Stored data
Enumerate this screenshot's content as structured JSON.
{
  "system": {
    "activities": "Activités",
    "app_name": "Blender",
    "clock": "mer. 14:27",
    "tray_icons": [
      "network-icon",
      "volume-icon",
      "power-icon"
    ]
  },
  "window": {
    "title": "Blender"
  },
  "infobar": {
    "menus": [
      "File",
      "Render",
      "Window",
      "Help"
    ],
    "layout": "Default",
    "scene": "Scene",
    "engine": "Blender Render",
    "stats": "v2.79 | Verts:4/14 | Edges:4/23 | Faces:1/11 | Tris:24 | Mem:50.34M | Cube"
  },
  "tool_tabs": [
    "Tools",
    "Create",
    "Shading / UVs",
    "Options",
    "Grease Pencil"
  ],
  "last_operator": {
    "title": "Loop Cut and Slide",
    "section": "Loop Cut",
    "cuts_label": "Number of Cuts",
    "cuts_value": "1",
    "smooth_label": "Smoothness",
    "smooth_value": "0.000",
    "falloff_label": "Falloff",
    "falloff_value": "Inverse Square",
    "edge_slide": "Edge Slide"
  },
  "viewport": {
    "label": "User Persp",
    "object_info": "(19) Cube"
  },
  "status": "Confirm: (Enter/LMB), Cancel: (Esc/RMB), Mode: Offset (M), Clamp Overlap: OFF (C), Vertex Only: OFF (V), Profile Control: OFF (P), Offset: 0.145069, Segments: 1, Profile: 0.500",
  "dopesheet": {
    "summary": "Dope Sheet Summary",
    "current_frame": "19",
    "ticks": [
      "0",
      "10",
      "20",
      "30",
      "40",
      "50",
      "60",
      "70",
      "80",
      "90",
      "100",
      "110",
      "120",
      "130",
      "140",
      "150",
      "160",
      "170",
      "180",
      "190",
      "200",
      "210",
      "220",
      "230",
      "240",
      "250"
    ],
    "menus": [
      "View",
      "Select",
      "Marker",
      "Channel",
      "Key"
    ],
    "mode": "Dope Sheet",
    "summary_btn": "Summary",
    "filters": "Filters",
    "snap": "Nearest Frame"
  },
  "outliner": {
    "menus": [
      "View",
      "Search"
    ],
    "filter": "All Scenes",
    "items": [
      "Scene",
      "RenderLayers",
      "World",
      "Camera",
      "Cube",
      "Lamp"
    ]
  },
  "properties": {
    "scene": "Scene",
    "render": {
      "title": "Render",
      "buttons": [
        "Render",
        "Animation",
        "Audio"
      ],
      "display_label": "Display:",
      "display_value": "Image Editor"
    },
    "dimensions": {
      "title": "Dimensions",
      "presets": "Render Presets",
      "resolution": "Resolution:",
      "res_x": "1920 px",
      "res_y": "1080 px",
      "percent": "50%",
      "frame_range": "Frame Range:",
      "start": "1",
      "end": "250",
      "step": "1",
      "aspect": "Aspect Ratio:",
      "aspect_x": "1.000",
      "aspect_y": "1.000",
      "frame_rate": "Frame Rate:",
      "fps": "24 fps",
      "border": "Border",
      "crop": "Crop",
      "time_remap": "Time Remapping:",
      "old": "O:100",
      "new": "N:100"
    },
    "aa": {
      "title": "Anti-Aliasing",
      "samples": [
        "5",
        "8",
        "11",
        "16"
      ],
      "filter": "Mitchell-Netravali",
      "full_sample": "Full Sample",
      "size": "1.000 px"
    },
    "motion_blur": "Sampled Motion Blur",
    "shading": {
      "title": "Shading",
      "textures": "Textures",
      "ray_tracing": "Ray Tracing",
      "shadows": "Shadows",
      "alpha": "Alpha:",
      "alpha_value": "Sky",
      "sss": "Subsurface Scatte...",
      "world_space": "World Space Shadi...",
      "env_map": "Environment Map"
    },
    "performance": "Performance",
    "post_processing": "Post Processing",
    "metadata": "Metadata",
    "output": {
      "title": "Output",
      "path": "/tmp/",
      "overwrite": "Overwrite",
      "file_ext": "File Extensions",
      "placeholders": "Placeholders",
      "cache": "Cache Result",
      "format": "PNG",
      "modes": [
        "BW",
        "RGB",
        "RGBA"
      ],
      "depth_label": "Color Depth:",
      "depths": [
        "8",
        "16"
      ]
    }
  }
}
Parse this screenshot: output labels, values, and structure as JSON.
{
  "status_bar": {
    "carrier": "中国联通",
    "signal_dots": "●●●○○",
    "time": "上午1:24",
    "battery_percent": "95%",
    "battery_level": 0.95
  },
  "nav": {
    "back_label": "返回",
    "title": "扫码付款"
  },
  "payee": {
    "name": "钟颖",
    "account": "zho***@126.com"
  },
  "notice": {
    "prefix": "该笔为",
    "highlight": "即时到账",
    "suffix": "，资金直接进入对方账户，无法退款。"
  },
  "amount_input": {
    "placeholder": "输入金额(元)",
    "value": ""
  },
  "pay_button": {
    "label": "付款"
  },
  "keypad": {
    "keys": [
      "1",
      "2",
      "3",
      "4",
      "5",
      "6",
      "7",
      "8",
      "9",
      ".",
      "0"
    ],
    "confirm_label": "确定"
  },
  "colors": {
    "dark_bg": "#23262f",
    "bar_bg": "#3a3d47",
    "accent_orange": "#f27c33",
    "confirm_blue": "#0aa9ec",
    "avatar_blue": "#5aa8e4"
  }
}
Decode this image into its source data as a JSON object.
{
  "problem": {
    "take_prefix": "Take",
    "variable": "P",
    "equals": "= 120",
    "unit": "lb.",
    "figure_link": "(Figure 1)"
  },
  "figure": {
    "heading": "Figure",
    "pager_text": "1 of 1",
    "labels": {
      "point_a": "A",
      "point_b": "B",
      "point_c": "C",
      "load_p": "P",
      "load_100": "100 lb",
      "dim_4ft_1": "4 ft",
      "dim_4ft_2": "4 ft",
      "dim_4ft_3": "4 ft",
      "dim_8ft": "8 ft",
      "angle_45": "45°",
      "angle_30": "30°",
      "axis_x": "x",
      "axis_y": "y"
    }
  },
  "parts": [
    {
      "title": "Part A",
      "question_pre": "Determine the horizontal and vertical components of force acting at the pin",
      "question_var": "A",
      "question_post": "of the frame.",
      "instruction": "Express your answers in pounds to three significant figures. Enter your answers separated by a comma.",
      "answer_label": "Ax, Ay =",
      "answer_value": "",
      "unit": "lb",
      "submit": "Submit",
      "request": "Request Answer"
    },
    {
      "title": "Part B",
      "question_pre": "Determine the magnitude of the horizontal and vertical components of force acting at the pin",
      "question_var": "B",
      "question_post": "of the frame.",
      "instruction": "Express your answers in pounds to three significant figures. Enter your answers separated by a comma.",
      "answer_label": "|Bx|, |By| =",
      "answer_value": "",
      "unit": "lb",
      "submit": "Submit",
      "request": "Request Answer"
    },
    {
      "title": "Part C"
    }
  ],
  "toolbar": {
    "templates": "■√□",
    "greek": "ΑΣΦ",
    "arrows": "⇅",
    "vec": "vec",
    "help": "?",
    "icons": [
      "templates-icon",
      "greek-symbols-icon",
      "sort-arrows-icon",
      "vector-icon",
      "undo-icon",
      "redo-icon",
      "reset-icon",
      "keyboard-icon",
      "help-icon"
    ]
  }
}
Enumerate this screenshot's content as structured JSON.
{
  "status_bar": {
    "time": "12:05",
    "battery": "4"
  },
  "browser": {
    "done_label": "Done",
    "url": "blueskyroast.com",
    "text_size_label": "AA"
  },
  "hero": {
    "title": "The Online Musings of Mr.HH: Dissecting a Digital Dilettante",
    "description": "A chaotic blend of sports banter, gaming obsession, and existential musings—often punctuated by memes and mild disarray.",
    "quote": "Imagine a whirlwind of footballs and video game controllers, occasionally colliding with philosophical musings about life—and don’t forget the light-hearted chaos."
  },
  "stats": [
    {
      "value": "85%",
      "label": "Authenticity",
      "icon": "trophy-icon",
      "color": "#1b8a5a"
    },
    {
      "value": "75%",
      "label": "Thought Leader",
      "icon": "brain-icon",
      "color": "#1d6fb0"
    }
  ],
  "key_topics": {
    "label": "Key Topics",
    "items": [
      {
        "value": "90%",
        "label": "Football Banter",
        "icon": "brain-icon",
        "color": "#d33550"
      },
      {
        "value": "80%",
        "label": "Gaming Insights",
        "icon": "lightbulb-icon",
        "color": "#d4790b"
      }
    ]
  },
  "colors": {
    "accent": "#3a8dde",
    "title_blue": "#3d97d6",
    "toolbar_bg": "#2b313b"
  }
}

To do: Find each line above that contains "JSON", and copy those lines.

Answer to this problem:
Enumerate this screenshot's content as structured JSON.
Parse this screenshot: output labels, values, and structure as JSON.
Decode this image into its source data as a JSON object.
Enumerate this screenshot's content as structured JSON.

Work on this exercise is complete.